Mulatu Astatke (born 1943) is an Ethiopian musician and arranger best known as the father of Ethio-jazz. Born in the western Ethiopian city of Jimma, Mulatu trained in London, New York City, and Boston where he combined his jazz and Latin music interests with traditional Ethiopian music and became the first African student to enroll at Boston’s prestigious Berklee College of Music from where he received an honourary degree in 2012. Astatke led his band while playing vibraphone and conga drums—instruments that he introduced into Ethiopian popular music— other percussion instruments, keyboards and organ.
His albums focus primarily on instrumental music, and Astatke appears on all three known albums of instrumentals that were released during Ethiopia’s Golden ’70s. He collaborated with many notable artists in both
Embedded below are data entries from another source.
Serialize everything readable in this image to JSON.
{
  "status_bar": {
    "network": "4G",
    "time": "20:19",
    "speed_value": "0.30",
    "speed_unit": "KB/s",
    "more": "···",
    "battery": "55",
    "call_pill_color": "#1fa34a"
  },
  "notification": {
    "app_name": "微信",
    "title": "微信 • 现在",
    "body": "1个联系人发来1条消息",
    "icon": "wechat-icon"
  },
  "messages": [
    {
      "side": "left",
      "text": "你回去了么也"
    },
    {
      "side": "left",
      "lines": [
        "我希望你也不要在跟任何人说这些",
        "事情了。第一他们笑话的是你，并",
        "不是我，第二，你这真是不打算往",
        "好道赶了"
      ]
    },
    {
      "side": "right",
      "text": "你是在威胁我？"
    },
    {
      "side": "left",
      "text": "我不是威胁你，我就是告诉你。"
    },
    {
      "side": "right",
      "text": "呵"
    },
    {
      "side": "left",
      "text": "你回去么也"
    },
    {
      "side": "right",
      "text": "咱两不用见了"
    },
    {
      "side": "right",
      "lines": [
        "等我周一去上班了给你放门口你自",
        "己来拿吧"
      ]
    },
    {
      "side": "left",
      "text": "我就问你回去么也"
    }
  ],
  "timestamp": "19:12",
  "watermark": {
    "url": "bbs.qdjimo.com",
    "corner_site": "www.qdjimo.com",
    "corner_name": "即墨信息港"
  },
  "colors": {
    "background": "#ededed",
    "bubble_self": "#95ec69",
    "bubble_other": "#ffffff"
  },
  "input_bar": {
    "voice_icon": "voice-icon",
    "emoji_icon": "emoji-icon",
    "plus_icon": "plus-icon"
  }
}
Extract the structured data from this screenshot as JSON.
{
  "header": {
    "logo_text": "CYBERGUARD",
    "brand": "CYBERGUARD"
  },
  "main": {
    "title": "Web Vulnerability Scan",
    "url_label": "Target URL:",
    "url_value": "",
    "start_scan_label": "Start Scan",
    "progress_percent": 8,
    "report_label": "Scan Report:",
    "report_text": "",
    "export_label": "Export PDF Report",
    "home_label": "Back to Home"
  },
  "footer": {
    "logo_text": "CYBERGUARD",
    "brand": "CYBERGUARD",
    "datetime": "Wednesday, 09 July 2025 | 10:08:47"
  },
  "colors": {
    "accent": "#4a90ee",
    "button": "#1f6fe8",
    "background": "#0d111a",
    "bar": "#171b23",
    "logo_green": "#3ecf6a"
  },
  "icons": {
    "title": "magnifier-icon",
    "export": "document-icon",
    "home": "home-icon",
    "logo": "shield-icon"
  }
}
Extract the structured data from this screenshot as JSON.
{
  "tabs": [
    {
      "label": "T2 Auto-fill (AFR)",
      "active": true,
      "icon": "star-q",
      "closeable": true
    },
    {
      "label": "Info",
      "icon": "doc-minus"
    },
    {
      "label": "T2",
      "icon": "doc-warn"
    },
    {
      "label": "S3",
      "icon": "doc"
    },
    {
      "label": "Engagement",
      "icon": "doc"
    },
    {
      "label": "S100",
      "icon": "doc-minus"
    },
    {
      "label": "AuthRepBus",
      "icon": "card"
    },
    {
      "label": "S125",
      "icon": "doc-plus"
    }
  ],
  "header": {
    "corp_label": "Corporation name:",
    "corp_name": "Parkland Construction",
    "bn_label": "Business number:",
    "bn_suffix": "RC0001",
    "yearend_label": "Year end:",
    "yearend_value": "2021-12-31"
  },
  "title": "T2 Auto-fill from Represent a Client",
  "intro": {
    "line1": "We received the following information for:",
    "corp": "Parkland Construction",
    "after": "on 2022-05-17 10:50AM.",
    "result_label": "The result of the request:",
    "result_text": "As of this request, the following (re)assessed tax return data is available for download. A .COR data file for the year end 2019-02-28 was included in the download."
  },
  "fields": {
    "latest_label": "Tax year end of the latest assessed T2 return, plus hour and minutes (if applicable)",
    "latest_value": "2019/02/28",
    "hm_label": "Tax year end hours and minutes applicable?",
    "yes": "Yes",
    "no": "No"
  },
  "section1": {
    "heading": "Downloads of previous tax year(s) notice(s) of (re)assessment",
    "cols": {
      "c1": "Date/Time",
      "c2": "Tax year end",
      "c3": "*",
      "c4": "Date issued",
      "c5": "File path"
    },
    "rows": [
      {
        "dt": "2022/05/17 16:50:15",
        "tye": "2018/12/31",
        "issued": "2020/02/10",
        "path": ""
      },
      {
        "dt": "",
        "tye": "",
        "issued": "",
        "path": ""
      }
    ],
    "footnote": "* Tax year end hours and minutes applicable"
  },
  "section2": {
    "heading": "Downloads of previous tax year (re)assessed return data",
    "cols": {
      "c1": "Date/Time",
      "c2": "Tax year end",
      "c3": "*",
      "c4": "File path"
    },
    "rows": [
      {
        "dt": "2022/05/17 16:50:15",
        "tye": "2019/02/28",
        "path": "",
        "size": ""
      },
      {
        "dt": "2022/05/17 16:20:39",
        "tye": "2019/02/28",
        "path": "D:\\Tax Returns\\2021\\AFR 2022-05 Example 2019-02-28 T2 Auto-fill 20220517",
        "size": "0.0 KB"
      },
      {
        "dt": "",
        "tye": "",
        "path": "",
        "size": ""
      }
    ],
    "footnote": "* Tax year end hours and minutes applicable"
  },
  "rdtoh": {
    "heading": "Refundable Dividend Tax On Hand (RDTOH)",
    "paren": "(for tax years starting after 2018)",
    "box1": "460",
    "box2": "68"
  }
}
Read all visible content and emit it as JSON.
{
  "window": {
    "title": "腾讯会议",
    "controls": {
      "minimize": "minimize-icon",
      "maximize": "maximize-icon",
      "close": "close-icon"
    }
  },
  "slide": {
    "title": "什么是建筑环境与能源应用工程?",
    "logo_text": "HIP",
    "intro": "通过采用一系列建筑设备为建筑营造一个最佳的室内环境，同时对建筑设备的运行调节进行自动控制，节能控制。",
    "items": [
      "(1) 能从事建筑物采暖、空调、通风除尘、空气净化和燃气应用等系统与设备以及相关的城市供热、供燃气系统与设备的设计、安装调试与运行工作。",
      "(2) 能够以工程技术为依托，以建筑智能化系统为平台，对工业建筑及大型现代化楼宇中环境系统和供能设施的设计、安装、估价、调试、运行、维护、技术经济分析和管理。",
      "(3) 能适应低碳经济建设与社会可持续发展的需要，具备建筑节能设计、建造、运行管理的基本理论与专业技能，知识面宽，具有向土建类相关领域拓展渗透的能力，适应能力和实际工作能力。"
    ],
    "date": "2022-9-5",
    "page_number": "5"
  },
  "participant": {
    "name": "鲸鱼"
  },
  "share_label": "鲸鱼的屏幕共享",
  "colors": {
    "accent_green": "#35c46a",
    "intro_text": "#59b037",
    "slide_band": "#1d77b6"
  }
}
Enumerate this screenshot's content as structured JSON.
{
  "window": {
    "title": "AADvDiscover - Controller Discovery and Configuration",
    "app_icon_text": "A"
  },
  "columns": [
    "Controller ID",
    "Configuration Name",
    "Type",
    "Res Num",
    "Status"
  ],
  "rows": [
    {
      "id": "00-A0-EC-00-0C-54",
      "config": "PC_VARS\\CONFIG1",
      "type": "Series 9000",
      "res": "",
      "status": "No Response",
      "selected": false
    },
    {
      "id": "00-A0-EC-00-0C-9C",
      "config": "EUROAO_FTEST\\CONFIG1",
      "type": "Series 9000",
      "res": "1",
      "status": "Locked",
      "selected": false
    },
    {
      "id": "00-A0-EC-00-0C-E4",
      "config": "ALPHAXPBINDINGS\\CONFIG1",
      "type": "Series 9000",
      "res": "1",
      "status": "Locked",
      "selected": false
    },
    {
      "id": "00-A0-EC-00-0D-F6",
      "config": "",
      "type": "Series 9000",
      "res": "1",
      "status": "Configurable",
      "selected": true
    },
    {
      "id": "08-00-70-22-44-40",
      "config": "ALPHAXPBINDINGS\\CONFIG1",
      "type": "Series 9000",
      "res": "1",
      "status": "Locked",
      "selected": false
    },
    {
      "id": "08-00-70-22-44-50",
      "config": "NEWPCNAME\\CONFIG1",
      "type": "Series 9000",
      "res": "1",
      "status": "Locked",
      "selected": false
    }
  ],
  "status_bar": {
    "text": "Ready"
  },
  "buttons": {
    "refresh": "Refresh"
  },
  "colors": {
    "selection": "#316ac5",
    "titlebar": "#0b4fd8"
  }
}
countries, arranging and playing on recordings by Mahmoud Ahmed, and appearing as a special guest with Duke Ellington during a tour of Ethiopia in 1973. His Western audience expanded even further when the 2005 Jim Jarmusch film Broken Flowers featured seven of Astatke’s songs. Hip hop artists have also sampled Astatke’s songs extensively, for example in the works of Nas, Damian Marley, Kanye West, Cut Chemist, and Knaan. He toured with US band Either/ Orchestra in 2006 and in 2008 recorded an album with the Heliocentrics and completed a Radcliffe Institute Fellowship at Harvard University, where he worked on modernizations of traditional Ethiopian instruments and premiered a portion of a new opera, The Yared Opera.
* Mulatu was featured on the soundtrack for Jim Jarmusch’s Broken Flowers in 2005
*Mulatu’s songs have been sampled by Nas, Damian Marley, Kanye West, Cut Chemist, Quantic, Madlib, Oddisee, and Knaan.